Adkins’ strongest work in this show seems created by a more mature artist. Two works from 1999 are still life set-ups involving artist brushes, tubes of paint, bits of newspaper glued to the surface, and other materials found in the studio. It is hard to convey in words the delightful animated quality of Adkins’ depiction.

The objects seem to dance with animation that refers back to life rather than Disney. The brushwork, line and color all combine in a joyful breakfast for the eyes. As abstract composition, the two studio still lifes are rich and fulfilling, inviting a happy kinetic response from the viewer.

The other still-life paintings use traditional objects: wine bottles, vases, flowering plants in vases, pitchers. Standing out in this group, the work that seems best to realize Adkins’ aim comes from 1998. It shows a vase about mid-canvas on a stool, and sprouting up from the vase are the stalks of plants topped by flowers. To the right is the shape of a chair, and here and there about the space are other objects. The colors are muted, quiet—ochres, siennas, as unobtrusive as a cat napping in the sunroom. But here and there Adkins has laid down flashes of red accent, a bit on the flowers, a line here and there stolen from a fire truck.

From a proper viewing distance, the brushwork reveals the spontaneous process of Adkins’ discovery and appears to be a cousin to Emil Nolde’s frenzied trance-like sessions at the easel. But there is nothing chaotic to be seen. This is the controlled spontaneity one hears in Charlie Parker or sees in the improvisation of a skilled dancer.

Seen up close, the muted quality of the work gives way to a promise fulfilled. Adkins as a colorist is superb. The richness of his accents and, above all, the rightness and certainty of his touch are deeply fulfilling.

The other works of this series, newer works from 2001, don’t quite match the freshness and excitement of the earlier pieces. After Cezanne, Braque, Thiebaud, the still-life genre may never again take on a revolutionary demeanor, and as Adkins writes, his still lifes are “reactionary,” a word with political overtones, carrying one back to the constrictions of tradition, a world that excluded those artists “concerned solely with the development of an aesthetic.”

What appears to be showing in the later works is the emergence of a formula, an intellectual process starting to overshadow the raw. Capable as they are, they fall just short of possession of the “come hither” quality that rewards the planting of one’s feet in front of the artist’s window.

Adkins has a large work, 80 by 81 inches. A person with an MTV frame of mind might identify it as abstract art and cut to the next image. Such a person would miss out. The painting is the opposite of pyrotechnic. It doesn’t clamor for attention.
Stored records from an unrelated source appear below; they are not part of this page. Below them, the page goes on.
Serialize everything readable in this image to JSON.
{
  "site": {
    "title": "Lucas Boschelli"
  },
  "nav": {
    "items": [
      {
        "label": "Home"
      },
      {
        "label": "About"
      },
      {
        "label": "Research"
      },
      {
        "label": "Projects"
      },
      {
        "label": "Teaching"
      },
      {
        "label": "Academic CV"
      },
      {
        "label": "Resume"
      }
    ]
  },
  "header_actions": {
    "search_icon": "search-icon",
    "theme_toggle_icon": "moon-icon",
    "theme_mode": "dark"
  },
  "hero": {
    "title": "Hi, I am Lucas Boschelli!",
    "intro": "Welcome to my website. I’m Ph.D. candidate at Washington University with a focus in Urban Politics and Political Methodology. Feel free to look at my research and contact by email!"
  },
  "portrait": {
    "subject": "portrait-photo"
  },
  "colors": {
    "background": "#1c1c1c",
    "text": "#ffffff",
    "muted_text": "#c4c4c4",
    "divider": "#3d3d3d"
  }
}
Its surface is indistinct, hazy, something that doesn’t wear its heart on a sleeve. It’s like a walk before sunrise in a thick friendly fog. The requirement is to go slow, to allow the road to unwind under one’s feet, or, as with the painting, to relax and coax out images and relationships and associations.
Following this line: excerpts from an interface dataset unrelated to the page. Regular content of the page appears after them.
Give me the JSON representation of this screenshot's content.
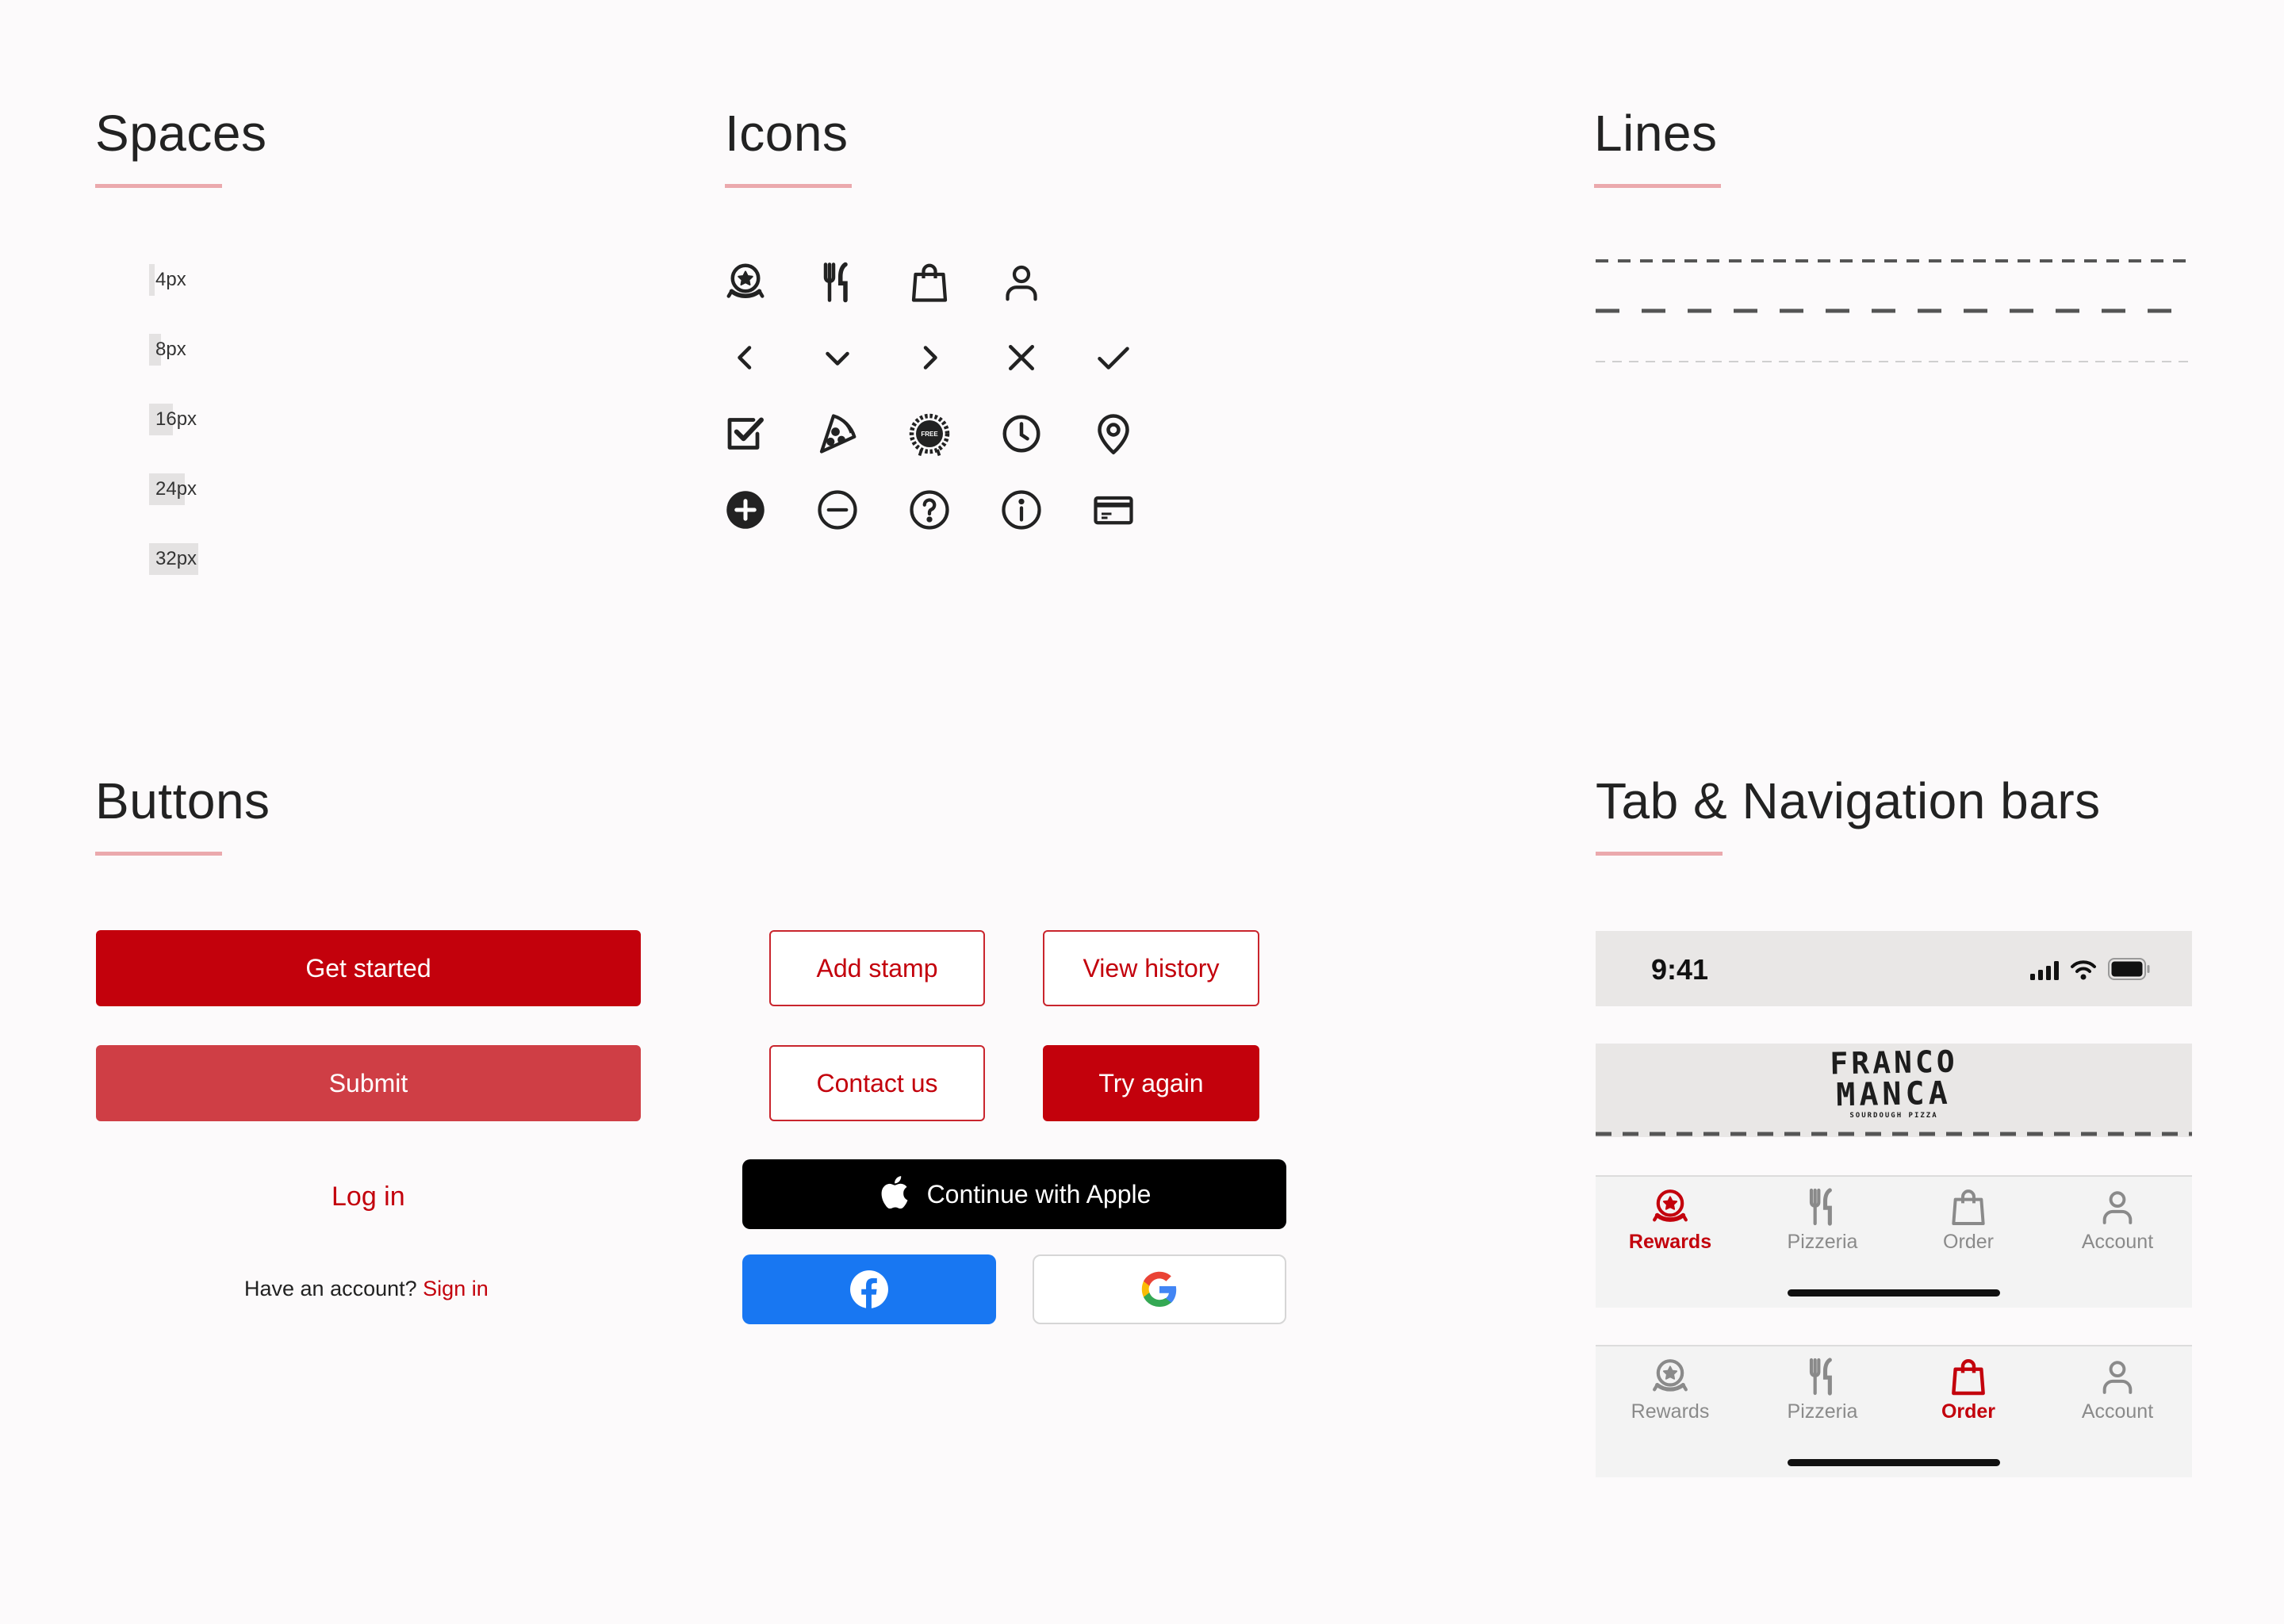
{
  "sections": {
    "spaces": "Spaces",
    "icons": "Icons",
    "lines": "Lines",
    "buttons": "Buttons",
    "tabs": "Tab & Navigation bars"
  },
  "spaces": [
    {
      "label": "4px"
    },
    {
      "label": "8px"
    },
    {
      "label": "16px"
    },
    {
      "label": "24px"
    },
    {
      "label": "32px"
    }
  ],
  "icons": [
    "rewards-icon",
    "cutlery-icon",
    "shopping-bag-icon",
    "user-icon",
    "chevron-left-icon",
    "chevron-down-icon",
    "chevron-right-icon",
    "close-icon",
    "check-icon",
    "checkbox-checked-icon",
    "pizza-slice-icon",
    "free-badge-icon",
    "clock-icon",
    "location-pin-icon",
    "plus-circle-icon",
    "minus-circle-icon",
    "question-circle-icon",
    "info-circle-icon",
    "credit-card-icon"
  ],
  "badge_text": "FREE",
  "buttons": {
    "get_started": "Get started",
    "submit": "Submit",
    "log_in": "Log in",
    "have_account": "Have an account?",
    "sign_in": "Sign in",
    "add_stamp": "Add stamp",
    "view_history": "View history",
    "contact_us": "Contact us",
    "try_again": "Try again",
    "continue_apple": "Continue with Apple"
  },
  "status_bar": {
    "time": "9:41"
  },
  "brand": {
    "line1": "FRANCO",
    "line2": "MANCA",
    "tagline": "SOURDOUGH PIZZA"
  },
  "tab_bar_1": {
    "active": "Rewards",
    "items": [
      {
        "label": "Rewards"
      },
      {
        "label": "Pizzeria"
      },
      {
        "label": "Order"
      },
      {
        "label": "Account"
      }
    ]
  },
  "tab_bar_2": {
    "active": "Order",
    "items": [
      {
        "label": "Rewards"
      },
      {
        "label": "Pizzeria"
      },
      {
        "label": "Order"
      },
      {
        "label": "Account"
      }
    ]
  },
  "colors": {
    "brand_red": "#c3010c",
    "secondary_red": "#cf3e45",
    "underline_pink": "#eba9ad",
    "facebook_blue": "#1877f2",
    "background": "#fcfafb"
  }
}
Well worth the trip to Moxie’s for some rejuvenation and peaceful moments.